Comparing deep-learning networks for apple fruit detection to classical hard-coded algorithms
During recent years, with the increase of production in agriculture, the need for more precise tools and practices has increased. One of those practices is the estimation of the fruit number in the tree. Computer vision techniques such as histogram of oriented gradients and edge/color detection have been used to extract features thus recognizing fruit based on shape and color. Existing methods usually rely heavily on computing multiple image features, making the whole system complex and computationally expensive. In this paper we compare those classical detection algorithms to new state-of-the-art convolution neural networks. Specifically, we compare two types of algorithms for apple detection in the tree. The first approach refereed as hard-coded uses commonly feature extraction filters (edge detector, color filtering, corners). On the other side are techniques using CNNs convolution neural networks like (residual networks, sliding window, regional dividers). More than thousand images of apple trees were taken during the season from flowering time to harvest. Same pictures have been processed through both techniques and based on results and the trade-offs of both techniques have been compared. For hard-coded algorithms, with few pictures we were able to see the performance of algorithm, while with CNNs, huge number of labeled pictures were needed for the algorithm to be more than 50% accurate. However, when a different picture from another date or completely new cultivar was used, the hard-coded algorithm failed to detect thus had to be rewritten to accommodate new changes. In other hand CNNs were very flexible and were able to detect apples even though the picture taken-date was changed or picture from another cultivar was used.

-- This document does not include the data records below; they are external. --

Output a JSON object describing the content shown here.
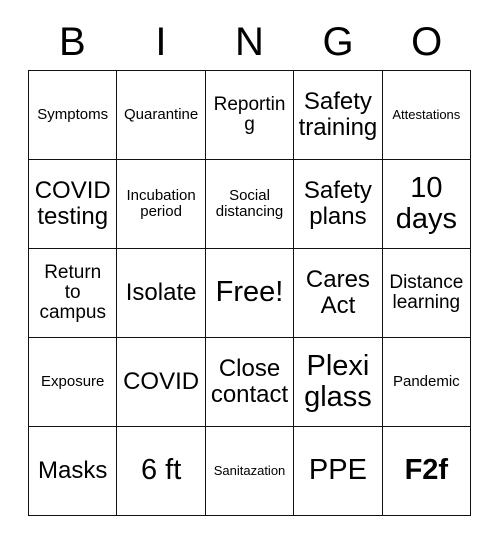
{
  "card": {
    "header": {
      "letters": [
        "B",
        "I",
        "N",
        "G",
        "O"
      ]
    },
    "rows": [
      {
        "cells": [
          {
            "text": "Symptoms",
            "size": "sm",
            "bold": false
          },
          {
            "text": "Quarantine",
            "size": "sm",
            "bold": false
          },
          {
            "text": "Reporting",
            "size": "md",
            "bold": false
          },
          {
            "text": "Safety\ntraining",
            "size": "lg",
            "bold": false
          },
          {
            "text": "Attestations",
            "size": "xs",
            "bold": false
          }
        ]
      },
      {
        "cells": [
          {
            "text": "COVID\ntesting",
            "size": "lg",
            "bold": false
          },
          {
            "text": "Incubation\nperiod",
            "size": "sm",
            "bold": false
          },
          {
            "text": "Social\ndistancing",
            "size": "sm",
            "bold": false
          },
          {
            "text": "Safety\nplans",
            "size": "lg",
            "bold": false
          },
          {
            "text": "10\ndays",
            "size": "xl",
            "bold": false
          }
        ]
      },
      {
        "cells": [
          {
            "text": "Return\nto\ncampus",
            "size": "md",
            "bold": false
          },
          {
            "text": "Isolate",
            "size": "lg",
            "bold": false
          },
          {
            "text": "Free!",
            "size": "xl",
            "bold": false
          },
          {
            "text": "Cares\nAct",
            "size": "lg",
            "bold": false
          },
          {
            "text": "Distance\nlearning",
            "size": "md",
            "bold": false
          }
        ]
      },
      {
        "cells": [
          {
            "text": "Exposure",
            "size": "sm",
            "bold": false
          },
          {
            "text": "COVID",
            "size": "lg",
            "bold": false
          },
          {
            "text": "Close\ncontact",
            "size": "lg",
            "bold": false
          },
          {
            "text": "Plexi\nglass",
            "size": "xl",
            "bold": false
          },
          {
            "text": "Pandemic",
            "size": "sm",
            "bold": false
          }
        ]
      },
      {
        "cells": [
          {
            "text": "Masks",
            "size": "lg",
            "bold": false
          },
          {
            "text": "6 ft",
            "size": "xl",
            "bold": false
          },
          {
            "text": "Sanitazation",
            "size": "xs",
            "bold": false
          },
          {
            "text": "PPE",
            "size": "xl",
            "bold": false
          },
          {
            "text": "F2f",
            "size": "xl",
            "bold": true
          }
        ]
      }
    ]
  },
  "colors": {
    "background": "#ffffff",
    "text": "#000000",
    "grid_line": "#111111"
  }
}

Bresilla, K., Perulli, G.D., Boini, A., Morandi, B., Grappadelli, L.C. and Manfrini, L. (2020). Comparing deep-learning networks for apple fruit detection to classical hard-coded algorithms. Acta Hortic. 1279, 209-216
computer vision, convolution neural networks, fruit recognition, precision fruit growing